The nucleus of the disc will begin to dry out as we age and this will hinder it’s ability to absorb shock properly. Along with a weakening annular fiber, with age, we see more frequent tears which result from repetivie stress to the weakened tissues. This causes pain for some, but not in all cases.
In Medicine one generally refers to the gradual dehydration of the nucleus pulposus as degenerative disc disease or if accompanied by bony changes; spondylosis.
When the annular fibers tear as a result of aging or injury to the area, the nucleus can begin to migrate through the tear. This is known as a herniated nucleus pulposus. Near the back side of each disc are major spinal nerves that extend outward t the organs, tissues, extremities and other body parts they control and innervate. It is quite common for the herniated disc to press against these nerves and cause pain, numbness or tingling down the affected area often termed a ‘pinched nerve’. Also worth noting is the fact that the inner jelly material is very inflammatory and so whatever it comes in contact with will likely become inflamed and cause significant pain. If the pain is nerve related it is generally referred to as radicular pain.
Disc can become slipped, ruptured, or bulged. However, in medical terms it is more commonly referred to as:
2. Extruded Disc
3. Sequestered Disc
Up until a few years ago surgery was the only option for those who failed therapy. A gap between these two groups left no other options for those who failed therapy. Soon you will learn about a new option that bridges the gap between failed therapy and surgery.
Surgery should be considered if a patient has a significant neurological deficit, or if they fail non-surgical therapy. The presence of cauda equina syndrome (in which there is incontinence, weakness and genital numbness) is considered a medical emergency requiring immediate attention and possibly surgical decompression.
The Cochrane Collaboration, after a meta-analysis or randomized controlled trials, concluded that “limited evidence is now available to support some aspects of surgical practice.” Indications for surgery have been refined as a result of these findings and additional controlled trials.

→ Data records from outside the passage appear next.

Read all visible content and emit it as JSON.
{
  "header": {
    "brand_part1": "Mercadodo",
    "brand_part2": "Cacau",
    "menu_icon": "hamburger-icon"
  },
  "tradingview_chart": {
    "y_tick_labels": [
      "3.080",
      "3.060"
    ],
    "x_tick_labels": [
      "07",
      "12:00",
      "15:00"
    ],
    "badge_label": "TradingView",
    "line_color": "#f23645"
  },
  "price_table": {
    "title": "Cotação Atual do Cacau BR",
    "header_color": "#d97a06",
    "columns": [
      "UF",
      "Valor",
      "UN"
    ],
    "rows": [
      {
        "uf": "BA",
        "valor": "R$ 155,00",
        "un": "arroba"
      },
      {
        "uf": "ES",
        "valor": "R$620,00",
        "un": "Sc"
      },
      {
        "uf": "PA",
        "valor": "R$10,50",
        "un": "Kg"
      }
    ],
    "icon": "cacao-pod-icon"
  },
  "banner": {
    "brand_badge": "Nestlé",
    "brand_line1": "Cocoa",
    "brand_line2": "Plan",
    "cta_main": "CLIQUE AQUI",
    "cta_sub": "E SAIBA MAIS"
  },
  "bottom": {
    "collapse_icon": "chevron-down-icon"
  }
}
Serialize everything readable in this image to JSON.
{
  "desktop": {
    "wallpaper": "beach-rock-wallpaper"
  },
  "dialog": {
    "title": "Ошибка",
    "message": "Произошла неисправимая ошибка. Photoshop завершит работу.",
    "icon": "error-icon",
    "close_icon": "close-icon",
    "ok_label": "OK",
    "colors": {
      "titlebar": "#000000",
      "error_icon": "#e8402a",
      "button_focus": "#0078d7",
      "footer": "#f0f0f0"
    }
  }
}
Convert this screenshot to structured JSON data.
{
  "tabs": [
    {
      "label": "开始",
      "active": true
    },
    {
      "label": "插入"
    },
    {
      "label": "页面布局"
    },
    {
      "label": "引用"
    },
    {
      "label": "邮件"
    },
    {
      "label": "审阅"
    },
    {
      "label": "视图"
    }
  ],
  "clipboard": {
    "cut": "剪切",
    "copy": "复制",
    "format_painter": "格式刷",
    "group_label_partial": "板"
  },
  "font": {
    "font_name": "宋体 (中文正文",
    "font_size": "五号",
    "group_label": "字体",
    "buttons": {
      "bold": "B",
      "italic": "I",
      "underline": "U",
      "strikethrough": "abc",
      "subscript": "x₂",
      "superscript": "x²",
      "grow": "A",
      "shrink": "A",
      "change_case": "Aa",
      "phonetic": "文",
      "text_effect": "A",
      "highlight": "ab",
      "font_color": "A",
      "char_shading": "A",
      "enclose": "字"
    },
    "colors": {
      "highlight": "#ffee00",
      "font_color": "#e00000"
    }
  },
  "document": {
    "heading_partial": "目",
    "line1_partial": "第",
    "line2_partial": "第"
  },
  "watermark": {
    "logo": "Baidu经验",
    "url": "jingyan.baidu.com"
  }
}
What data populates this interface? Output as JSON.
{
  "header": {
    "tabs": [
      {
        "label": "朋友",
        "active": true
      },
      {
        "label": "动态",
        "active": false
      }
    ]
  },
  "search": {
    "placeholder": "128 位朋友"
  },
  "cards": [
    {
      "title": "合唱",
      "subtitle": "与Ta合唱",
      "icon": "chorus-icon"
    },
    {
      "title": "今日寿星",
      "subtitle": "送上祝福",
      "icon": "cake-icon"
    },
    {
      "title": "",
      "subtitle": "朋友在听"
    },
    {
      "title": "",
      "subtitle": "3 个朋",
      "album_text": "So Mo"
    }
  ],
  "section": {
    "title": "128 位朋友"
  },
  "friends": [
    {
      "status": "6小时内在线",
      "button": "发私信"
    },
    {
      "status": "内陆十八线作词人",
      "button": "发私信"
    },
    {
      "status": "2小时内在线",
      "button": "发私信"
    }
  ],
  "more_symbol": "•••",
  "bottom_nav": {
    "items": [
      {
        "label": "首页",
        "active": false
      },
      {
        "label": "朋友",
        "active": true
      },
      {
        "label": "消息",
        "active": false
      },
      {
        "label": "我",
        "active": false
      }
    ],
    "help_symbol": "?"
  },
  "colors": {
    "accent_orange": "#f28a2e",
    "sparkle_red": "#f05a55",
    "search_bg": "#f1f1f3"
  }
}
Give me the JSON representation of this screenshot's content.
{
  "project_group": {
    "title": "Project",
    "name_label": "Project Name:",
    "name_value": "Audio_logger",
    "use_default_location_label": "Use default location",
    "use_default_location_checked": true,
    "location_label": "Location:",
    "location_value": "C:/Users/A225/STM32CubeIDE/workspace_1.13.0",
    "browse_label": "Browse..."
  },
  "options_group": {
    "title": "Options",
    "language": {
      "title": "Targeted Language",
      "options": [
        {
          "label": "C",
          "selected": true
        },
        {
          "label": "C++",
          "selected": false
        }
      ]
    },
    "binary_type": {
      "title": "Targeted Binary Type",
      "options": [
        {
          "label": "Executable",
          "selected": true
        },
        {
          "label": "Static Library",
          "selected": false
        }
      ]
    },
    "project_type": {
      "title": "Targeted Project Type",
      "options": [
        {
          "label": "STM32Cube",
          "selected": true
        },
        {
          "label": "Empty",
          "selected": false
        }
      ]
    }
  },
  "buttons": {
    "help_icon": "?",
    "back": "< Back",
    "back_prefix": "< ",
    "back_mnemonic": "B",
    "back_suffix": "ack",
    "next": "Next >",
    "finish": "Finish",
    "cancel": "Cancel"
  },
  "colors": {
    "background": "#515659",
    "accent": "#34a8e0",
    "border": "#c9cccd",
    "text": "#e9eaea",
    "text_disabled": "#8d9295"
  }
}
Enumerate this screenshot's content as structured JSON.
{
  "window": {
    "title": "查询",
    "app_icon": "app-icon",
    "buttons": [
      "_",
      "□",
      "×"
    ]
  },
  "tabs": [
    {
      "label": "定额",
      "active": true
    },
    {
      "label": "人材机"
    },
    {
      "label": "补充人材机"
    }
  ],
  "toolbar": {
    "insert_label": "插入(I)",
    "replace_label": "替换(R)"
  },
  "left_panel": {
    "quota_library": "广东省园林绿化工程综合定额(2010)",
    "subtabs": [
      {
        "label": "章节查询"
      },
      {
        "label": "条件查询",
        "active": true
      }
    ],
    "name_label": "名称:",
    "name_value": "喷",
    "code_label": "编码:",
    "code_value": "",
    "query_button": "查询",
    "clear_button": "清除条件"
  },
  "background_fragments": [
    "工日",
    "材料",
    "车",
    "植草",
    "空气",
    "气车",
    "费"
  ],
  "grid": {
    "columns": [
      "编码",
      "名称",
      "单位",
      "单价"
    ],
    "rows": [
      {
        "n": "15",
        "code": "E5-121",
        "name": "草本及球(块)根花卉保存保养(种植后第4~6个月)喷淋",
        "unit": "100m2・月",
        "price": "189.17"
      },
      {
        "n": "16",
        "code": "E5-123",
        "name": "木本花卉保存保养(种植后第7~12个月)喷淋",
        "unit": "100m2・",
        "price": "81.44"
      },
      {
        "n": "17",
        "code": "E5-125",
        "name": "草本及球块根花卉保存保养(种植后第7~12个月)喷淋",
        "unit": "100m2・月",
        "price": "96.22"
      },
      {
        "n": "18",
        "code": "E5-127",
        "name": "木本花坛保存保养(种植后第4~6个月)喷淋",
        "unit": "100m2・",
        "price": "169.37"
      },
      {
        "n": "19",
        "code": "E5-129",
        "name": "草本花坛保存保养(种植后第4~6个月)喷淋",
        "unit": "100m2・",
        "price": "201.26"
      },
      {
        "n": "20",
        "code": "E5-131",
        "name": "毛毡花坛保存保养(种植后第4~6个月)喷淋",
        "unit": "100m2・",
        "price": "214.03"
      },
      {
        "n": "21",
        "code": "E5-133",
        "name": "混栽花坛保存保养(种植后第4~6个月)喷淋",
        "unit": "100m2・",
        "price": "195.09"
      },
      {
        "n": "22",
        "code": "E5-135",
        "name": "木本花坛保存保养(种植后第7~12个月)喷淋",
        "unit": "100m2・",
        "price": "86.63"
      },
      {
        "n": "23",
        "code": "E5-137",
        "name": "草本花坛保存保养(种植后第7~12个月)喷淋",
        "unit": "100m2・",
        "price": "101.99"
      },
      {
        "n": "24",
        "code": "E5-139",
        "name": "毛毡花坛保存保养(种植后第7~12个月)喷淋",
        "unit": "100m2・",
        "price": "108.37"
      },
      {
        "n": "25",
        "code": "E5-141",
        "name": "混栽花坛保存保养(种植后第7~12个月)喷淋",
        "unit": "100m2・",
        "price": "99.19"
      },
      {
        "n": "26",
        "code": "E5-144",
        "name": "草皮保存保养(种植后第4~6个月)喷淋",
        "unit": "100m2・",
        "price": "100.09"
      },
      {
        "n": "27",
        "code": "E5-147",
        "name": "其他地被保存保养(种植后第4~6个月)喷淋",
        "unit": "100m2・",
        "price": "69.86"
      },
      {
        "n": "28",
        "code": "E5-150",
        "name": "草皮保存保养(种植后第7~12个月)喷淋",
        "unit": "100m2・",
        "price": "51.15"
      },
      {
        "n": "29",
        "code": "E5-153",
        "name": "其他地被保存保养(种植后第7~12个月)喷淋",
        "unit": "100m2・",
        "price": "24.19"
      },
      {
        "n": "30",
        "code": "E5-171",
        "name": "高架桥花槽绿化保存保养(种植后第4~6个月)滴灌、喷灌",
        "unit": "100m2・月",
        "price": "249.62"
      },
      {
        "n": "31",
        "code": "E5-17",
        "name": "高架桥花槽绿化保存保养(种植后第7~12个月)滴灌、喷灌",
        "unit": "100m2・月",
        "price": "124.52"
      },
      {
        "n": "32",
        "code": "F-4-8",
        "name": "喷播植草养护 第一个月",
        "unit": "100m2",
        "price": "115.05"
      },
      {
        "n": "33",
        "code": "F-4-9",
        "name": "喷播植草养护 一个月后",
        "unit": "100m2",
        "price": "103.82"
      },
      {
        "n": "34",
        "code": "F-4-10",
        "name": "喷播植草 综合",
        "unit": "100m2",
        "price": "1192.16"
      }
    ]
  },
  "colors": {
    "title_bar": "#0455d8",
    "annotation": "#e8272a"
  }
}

Only after all other means have been exhausted should surgery be considered as an option.